Wars have never been the best solution to any situation, it leaves a lot of death and sorrow on all sides involved in fighting.
An estimated 60million people have been forcibly displaced from their homes or countries worldwide, this is just a fraction of the negative impact or wars. About half of these refugees are young people, according to statistics, about 50% of the refugees are under 18 years. Imagine a case where you have to spend an entire 17 years of your lifetime in a refugee camp. Then again this is just one of the challenges these groups have to go through.
Kenya for example has one of the largest refugee camps in the world, the Dadaab refugee camp is home to more than 300,000 refugees, most of whom hail from Somalia a country that is trying to find its own footing after more than two-decades of strife. However, Kenya says it is time refugees leave the camps. This decision has unsettled many, just a few weeks ago the UNCHR boss Antonio Guterres was in Kenya to plead with the nation’s leaders not to repatriate the refugees, but the government will not have none of that. According to the Kenyan government, the camps have been used by terror groups such as the Somali based Al Shabaab militant group to plan attacks that have killed hundreds of Kenyans. The camp is expected to close by November this year with the Kenyan government promising a humane repatriation exercise.

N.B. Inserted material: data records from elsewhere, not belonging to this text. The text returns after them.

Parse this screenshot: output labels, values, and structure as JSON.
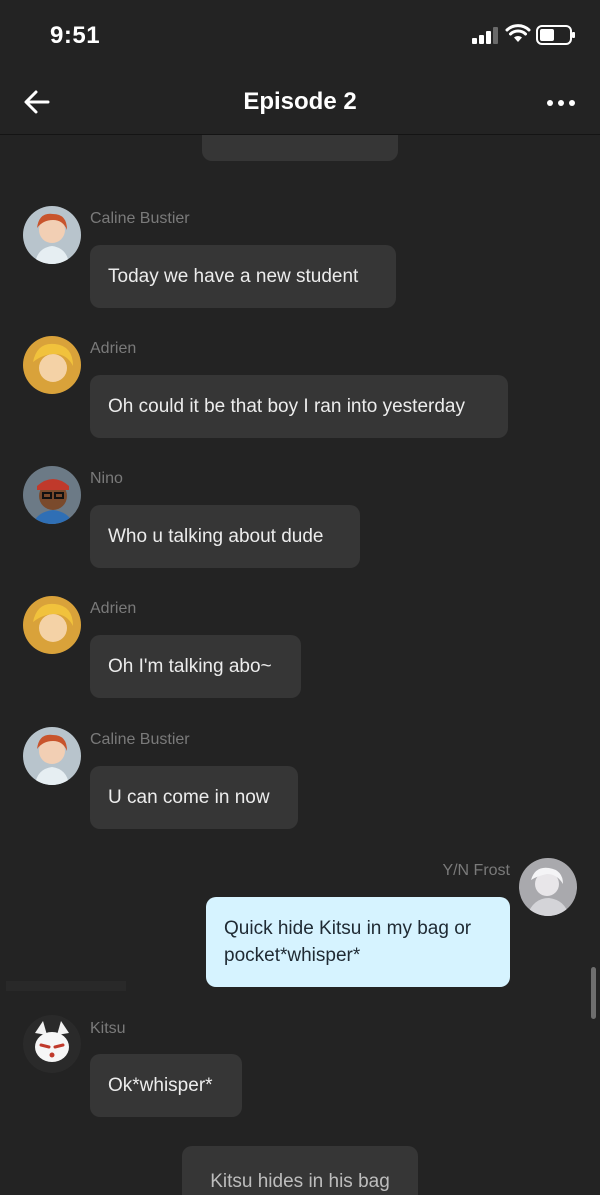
{
  "status": {
    "time": "9:51"
  },
  "header": {
    "title": "Episode 2"
  },
  "messages": [
    {
      "sender": "Caline Bustier",
      "text": "Today we have a new student"
    },
    {
      "sender": "Adrien",
      "text": "Oh could it be that boy I ran into yesterday"
    },
    {
      "sender": "Nino",
      "text": "Who u talking about dude"
    },
    {
      "sender": "Adrien",
      "text": "Oh I'm talking abo~"
    },
    {
      "sender": "Caline Bustier",
      "text": "U can come in now"
    },
    {
      "sender": "Y/N Frost",
      "text": "Quick hide Kitsu in my bag or pocket*whisper*"
    },
    {
      "sender": "Kitsu",
      "text": "Ok*whisper*"
    }
  ],
  "narration": {
    "text": "Kitsu hides in his bag"
  },
  "colors": {
    "background": "#232323",
    "bubble": "#363636",
    "outgoing_bubble": "#d6f3ff",
    "sender_name": "#7a7a7a"
  },
  "icons": [
    "back-arrow-icon",
    "more-options-icon",
    "signal-icon",
    "wifi-icon",
    "battery-icon"
  ]
}
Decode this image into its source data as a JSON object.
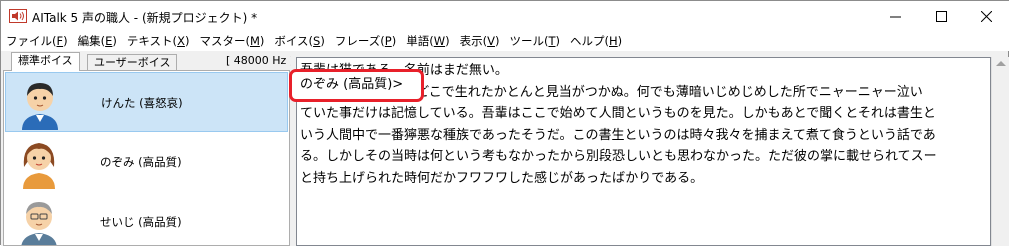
{
  "window": {
    "title": "AITalk 5 声の職人 - (新規プロジェクト) *"
  },
  "menu": [
    {
      "label": "ファイル(",
      "acc": "F",
      "end": ")"
    },
    {
      "label": "編集(",
      "acc": "E",
      "end": ")"
    },
    {
      "label": "テキスト(",
      "acc": "X",
      "end": ")"
    },
    {
      "label": "マスター(",
      "acc": "M",
      "end": ")"
    },
    {
      "label": "ボイス(",
      "acc": "S",
      "end": ")"
    },
    {
      "label": "フレーズ(",
      "acc": "P",
      "end": ")"
    },
    {
      "label": "単語(",
      "acc": "W",
      "end": ")"
    },
    {
      "label": "表示(",
      "acc": "V",
      "end": ")"
    },
    {
      "label": "ツール(",
      "acc": "T",
      "end": ")"
    },
    {
      "label": "ヘルプ(",
      "acc": "H",
      "end": ")"
    }
  ],
  "voice_panel": {
    "tabs": [
      "標準ボイス",
      "ユーザーボイス"
    ],
    "active_tab": 0,
    "sample_rate": "[ 48000 Hz ]",
    "voices": [
      {
        "name": "けんた (喜怒哀)",
        "selected": true
      },
      {
        "name": "のぞみ (高品質)",
        "selected": false
      },
      {
        "name": "せいじ (高品質)",
        "selected": false
      }
    ]
  },
  "editor": {
    "voice_tag": "のぞみ (高品質)>",
    "lines": [
      "吾輩は猫である。名前はまだ無い。",
      "のぞみ (高品質)>　どこで生れたかとんと見当がつかぬ。何でも薄暗いじめじめした所でニャーニャー泣い",
      "ていた事だけは記憶している。吾輩はここで始めて人間というものを見た。しかもあとで聞くとそれは書生と",
      "いう人間中で一番獰悪な種族であったそうだ。この書生というのは時々我々を捕まえて煮て食うという話であ",
      "る。しかしその当時は何という考もなかったから別段恐しいとも思わなかった。ただ彼の掌に載せられてスー",
      "と持ち上げられた時何だかフワフワした感じがあったばかりである。"
    ]
  },
  "colors": {
    "selection": "#cce4f7",
    "highlight": "#e8202a"
  }
}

The decision by Kenya is likely to make the situation worse, even as experts say the reasons for deporting refugees are unjustifiable and that there is no concrete evidence that the camp is a threat to the country’s national security. So where does these kind of decisions leave the refugees?
It is for this kind of despair that all these years we have seen entertainers including musicians, actors come up with ways of helping out the refugees, through music and short films that are aimed at raising funds for the groups.
On June 20, 2016 American jazz vocalist Gregory Porter and rapper Common came together on a powerful refugee song titled “Running” released on the World Refugee Day. The song is more than a musical composition, the messages therein attempt to reflect the dire situation on the ground, the challenges refugees go through and such. The songs visuals relies heavily on images of refugees in camps in order to draw that emotional impact on the intended viewer. “Running” also features jazz trumpeter Keyon Harrold. It is a song borne out of efforts by singer Andrea Pizziconi, Harrold, and businessman and political strategist Jonathan Reynaga.
The song seeks to raise funds for organizations such as Refugees International, International Rescue Committee. One can contribute to the cause by downloading this powerful song visit refugeesong.com for more.